The lottery is a form of gambling that involves buying numbered tickets in order to win a prize, usually money. It is a common method of raising funds for a variety of purposes including public works projects, educational facilities, and medical research. In modern times, it has also become a popular way to raise money for charitable causes. The word lottery derives from the Latin loterie, meaning “drawing lots,” and its use dates back to the Roman Empire, when people would hold private contests in which a pengeluaran hk winner was selected by drawing lots for prizes like dinnerware. In the modern sense of the term, a lottery is a drawing for prizes that is predetermined and conducted by a government agency.

Most states offer a state lottery, and many countries around the world have national or multi-state lotteries. The money raised by lotteries is used for a variety of purposes, and the prizes can be very large amounts. Lottery winners are typically offered the choice of a lump sum or an annuity payment. An annuity payment is a series of payments over time, while a lump sum is a single, one-time payment.

People who play the lottery often have a strong desire to obtain a high-value prize. This is because they believe that the monetary value of a prize outweighs the disutility of losing the money. However, if they know that they will only win a small amount, they will not consider playing. The lottery is a type of risk-taking behavior that has a negative effect on their financial wellbeing, and they should avoid it.

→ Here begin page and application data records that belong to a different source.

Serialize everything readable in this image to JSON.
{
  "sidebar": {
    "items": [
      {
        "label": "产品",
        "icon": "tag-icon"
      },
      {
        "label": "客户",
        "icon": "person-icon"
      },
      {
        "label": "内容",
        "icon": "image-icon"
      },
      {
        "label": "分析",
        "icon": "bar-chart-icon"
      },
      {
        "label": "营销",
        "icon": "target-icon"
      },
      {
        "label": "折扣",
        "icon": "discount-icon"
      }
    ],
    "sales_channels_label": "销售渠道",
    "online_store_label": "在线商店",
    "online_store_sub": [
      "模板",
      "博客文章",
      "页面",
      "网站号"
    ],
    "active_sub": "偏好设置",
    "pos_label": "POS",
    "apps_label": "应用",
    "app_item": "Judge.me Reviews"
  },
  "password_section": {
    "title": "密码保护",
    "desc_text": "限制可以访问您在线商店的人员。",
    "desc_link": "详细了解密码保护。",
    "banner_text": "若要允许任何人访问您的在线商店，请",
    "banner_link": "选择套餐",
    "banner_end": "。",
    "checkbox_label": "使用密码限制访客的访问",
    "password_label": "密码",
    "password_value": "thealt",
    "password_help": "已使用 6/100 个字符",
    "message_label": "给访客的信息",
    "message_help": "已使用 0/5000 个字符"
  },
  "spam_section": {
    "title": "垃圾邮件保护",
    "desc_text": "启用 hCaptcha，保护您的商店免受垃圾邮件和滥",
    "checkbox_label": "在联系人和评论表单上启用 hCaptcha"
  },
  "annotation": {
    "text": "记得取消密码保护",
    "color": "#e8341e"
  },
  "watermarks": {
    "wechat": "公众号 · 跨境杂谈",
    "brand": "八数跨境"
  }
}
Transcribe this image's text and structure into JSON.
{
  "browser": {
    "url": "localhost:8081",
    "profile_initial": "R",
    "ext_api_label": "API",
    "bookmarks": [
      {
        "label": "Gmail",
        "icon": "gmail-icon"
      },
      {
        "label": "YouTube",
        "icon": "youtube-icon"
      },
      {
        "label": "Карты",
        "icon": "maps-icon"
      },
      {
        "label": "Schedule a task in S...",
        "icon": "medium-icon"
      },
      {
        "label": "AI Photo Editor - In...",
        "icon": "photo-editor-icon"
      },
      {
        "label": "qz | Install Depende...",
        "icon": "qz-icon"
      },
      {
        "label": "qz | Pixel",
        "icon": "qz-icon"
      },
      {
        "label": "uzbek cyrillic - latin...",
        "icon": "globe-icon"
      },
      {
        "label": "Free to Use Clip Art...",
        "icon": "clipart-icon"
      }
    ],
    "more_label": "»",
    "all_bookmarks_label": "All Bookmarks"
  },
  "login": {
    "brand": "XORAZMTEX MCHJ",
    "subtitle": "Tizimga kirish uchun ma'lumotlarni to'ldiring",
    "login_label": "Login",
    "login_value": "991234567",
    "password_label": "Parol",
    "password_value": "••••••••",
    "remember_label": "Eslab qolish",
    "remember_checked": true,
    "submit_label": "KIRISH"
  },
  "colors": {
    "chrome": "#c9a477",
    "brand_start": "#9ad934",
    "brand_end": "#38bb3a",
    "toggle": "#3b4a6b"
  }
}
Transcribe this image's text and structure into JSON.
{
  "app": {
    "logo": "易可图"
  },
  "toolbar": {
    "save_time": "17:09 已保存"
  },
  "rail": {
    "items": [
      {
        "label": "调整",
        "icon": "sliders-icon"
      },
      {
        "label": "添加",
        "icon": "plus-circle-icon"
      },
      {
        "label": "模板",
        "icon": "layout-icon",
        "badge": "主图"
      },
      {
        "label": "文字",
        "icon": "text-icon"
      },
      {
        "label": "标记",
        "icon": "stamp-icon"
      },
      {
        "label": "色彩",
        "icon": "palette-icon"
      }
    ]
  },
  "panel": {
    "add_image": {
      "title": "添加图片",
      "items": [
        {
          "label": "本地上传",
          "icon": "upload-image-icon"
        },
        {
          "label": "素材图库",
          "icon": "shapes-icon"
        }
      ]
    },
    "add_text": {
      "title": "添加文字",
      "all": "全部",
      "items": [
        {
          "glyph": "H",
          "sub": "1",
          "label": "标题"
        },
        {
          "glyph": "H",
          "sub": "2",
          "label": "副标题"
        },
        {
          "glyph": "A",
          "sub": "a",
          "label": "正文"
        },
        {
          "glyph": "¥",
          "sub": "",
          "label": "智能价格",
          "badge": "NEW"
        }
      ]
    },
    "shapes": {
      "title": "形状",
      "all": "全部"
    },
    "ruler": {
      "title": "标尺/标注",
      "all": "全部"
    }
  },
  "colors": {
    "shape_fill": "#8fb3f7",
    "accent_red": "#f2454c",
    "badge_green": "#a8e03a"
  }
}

In addition to promoting the idea that winning the lottery is a great achievement, state governments have marketed lotteries as a means of giving back to society. The money that is donated by lottery participants to charities and other organizations is considered a form of voluntary taxation. In addition, lottery proceeds have also been used to fund a number of American colleges and universities, including Harvard, Dartmouth, Yale, King’s College (now Columbia), Union, and Brown.

Although there is little evidence of state-sponsored lotteries in the United States before the early 18th century, private lotteries were widely popular. They were often run by merchants and political leaders as a means of attracting customers to their businesses. During the American Revolution, some colonial legislatures attempted to establish a national lottery in order to raise funds for the war effort.

Despite the popularity of lotteries, they are not a good way to raise money for a state. They expose people to the risk of addiction, and they are regressive in nature, with winners getting a much smaller share of the jackpot than those who lose. Moreover, the skewed distribution of wealth is often cited as a reason to ban the game, and there are some who argue that it violates the principle of equal opportunity. Others, however, believe that the benefits outweigh the costs. Regardless of the debate over the legitimacy of state-sponsored lotteries, there is no doubt that they are a popular pastime for millions of Americans.